-- Exercise prompt --
An exact copy of every record, without the pictures, is what should come back.

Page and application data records
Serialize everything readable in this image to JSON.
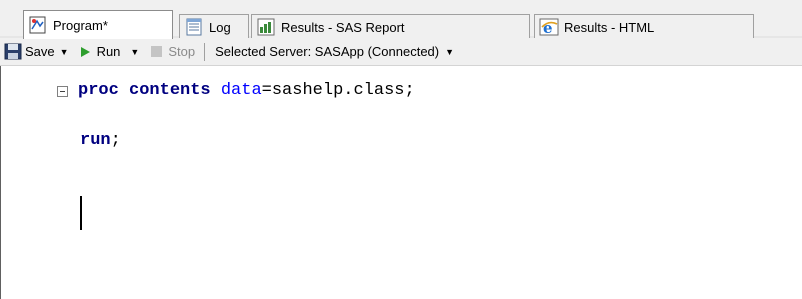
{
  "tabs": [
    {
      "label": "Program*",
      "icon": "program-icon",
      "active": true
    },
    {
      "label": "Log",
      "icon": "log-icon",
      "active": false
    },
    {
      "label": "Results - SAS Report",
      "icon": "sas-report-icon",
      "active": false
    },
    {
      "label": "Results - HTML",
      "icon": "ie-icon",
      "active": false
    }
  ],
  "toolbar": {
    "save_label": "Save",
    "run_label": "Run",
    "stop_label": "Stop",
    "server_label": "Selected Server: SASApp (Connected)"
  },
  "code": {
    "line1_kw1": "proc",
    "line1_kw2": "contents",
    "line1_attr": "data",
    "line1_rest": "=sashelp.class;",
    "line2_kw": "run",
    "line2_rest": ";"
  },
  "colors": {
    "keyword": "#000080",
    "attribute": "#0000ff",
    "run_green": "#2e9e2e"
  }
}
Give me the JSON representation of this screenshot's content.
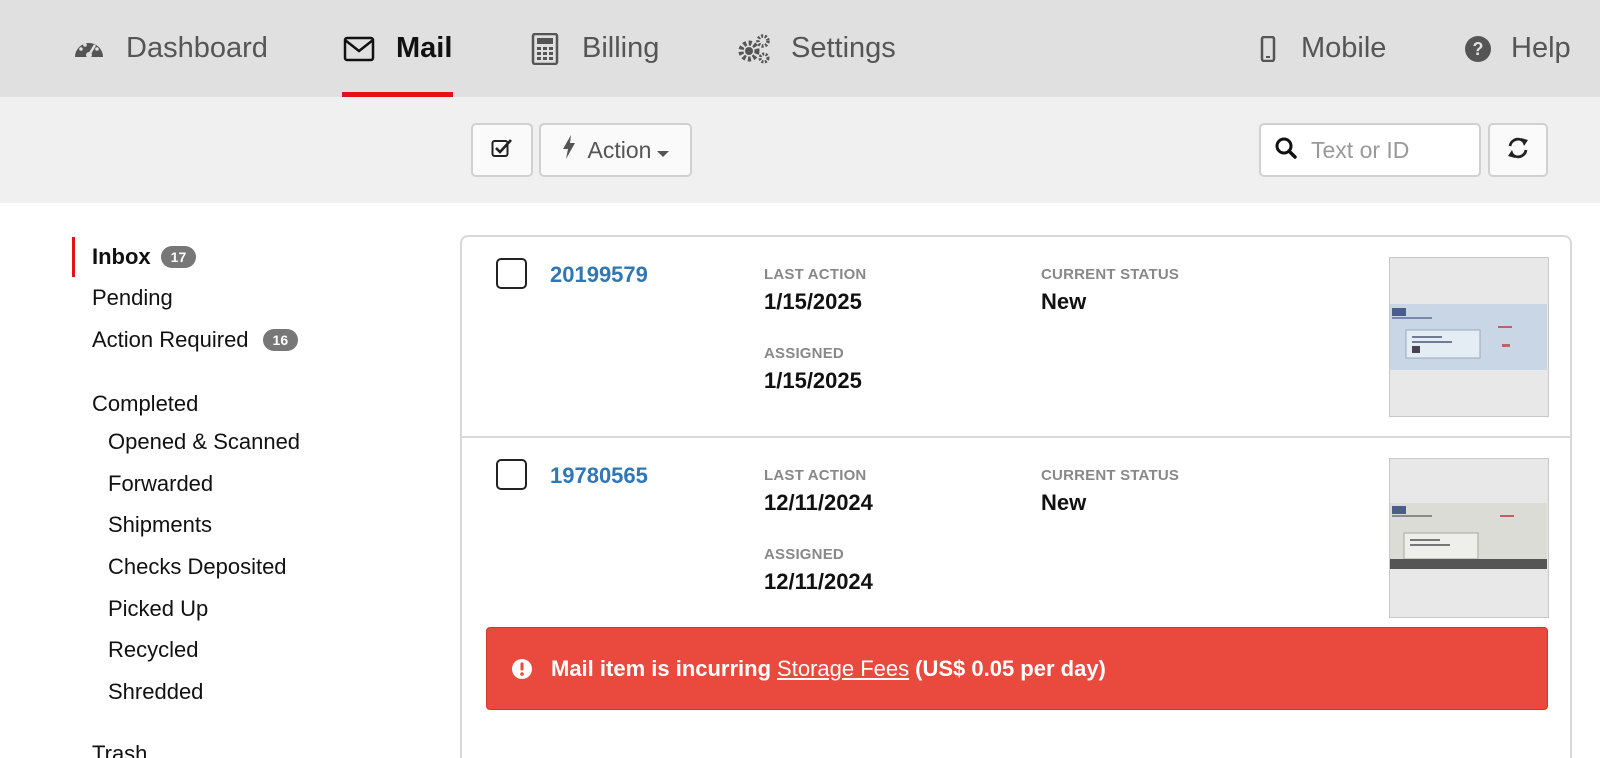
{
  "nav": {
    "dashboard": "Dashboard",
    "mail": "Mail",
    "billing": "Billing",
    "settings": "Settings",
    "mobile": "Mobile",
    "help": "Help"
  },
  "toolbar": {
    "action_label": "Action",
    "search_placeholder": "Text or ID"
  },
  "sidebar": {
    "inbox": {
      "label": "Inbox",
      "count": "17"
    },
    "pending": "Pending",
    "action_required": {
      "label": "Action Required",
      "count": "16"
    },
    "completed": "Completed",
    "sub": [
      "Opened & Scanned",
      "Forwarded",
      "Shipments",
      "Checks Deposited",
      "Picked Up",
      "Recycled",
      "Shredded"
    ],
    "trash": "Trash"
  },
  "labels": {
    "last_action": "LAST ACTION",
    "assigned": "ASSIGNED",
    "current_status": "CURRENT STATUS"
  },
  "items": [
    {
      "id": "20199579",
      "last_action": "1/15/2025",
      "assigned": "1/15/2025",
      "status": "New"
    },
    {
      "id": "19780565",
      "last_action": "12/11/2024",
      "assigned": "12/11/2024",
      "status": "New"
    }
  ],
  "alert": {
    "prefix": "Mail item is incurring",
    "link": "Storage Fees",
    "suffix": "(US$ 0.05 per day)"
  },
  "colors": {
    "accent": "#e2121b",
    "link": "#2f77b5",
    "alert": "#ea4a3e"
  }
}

-- Your response --
Serialize everything readable in this image to JSON.
{
  "tabs": [
    {
      "label": "Program*",
      "icon": "program-icon",
      "active": true
    },
    {
      "label": "Log",
      "icon": "log-icon",
      "active": false
    },
    {
      "label": "Results - SAS Report",
      "icon": "sas-report-icon",
      "active": false
    },
    {
      "label": "Results - HTML",
      "icon": "ie-icon",
      "active": false
    }
  ],
  "toolbar": {
    "save_label": "Save",
    "run_label": "Run",
    "stop_label": "Stop",
    "server_label": "Selected Server: SASApp (Connected)"
  },
  "code": {
    "line1_kw1": "proc",
    "line1_kw2": "contents",
    "line1_attr": "data",
    "line1_rest": "=sashelp.class;",
    "line2_kw": "run",
    "line2_rest": ";"
  },
  "colors": {
    "keyword": "#000080",
    "attribute": "#0000ff",
    "run_green": "#2e9e2e"
  }
}
Give me the JSON representation of this screenshot's content.
{
  "nav": {
    "dashboard": "Dashboard",
    "mail": "Mail",
    "billing": "Billing",
    "settings": "Settings",
    "mobile": "Mobile",
    "help": "Help"
  },
  "toolbar": {
    "action_label": "Action",
    "search_placeholder": "Text or ID"
  },
  "sidebar": {
    "inbox": {
      "label": "Inbox",
      "count": "17"
    },
    "pending": "Pending",
    "action_required": {
      "label": "Action Required",
      "count": "16"
    },
    "completed": "Completed",
    "sub": [
      "Opened & Scanned",
      "Forwarded",
      "Shipments",
      "Checks Deposited",
      "Picked Up",
      "Recycled",
      "Shredded"
    ],
    "trash": "Trash"
  },
  "labels": {
    "last_action": "LAST ACTION",
    "assigned": "ASSIGNED",
    "current_status": "CURRENT STATUS"
  },
  "items": [
    {
      "id": "20199579",
      "last_action": "1/15/2025",
      "assigned": "1/15/2025",
      "status": "New"
    },
    {
      "id": "19780565",
      "last_action": "12/11/2024",
      "assigned": "12/11/2024",
      "status": "New"
    }
  ],
  "alert": {
    "prefix": "Mail item is incurring",
    "link": "Storage Fees",
    "suffix": "(US$ 0.05 per day)"
  },
  "colors": {
    "accent": "#e2121b",
    "link": "#2f77b5",
    "alert": "#ea4a3e"
  }
}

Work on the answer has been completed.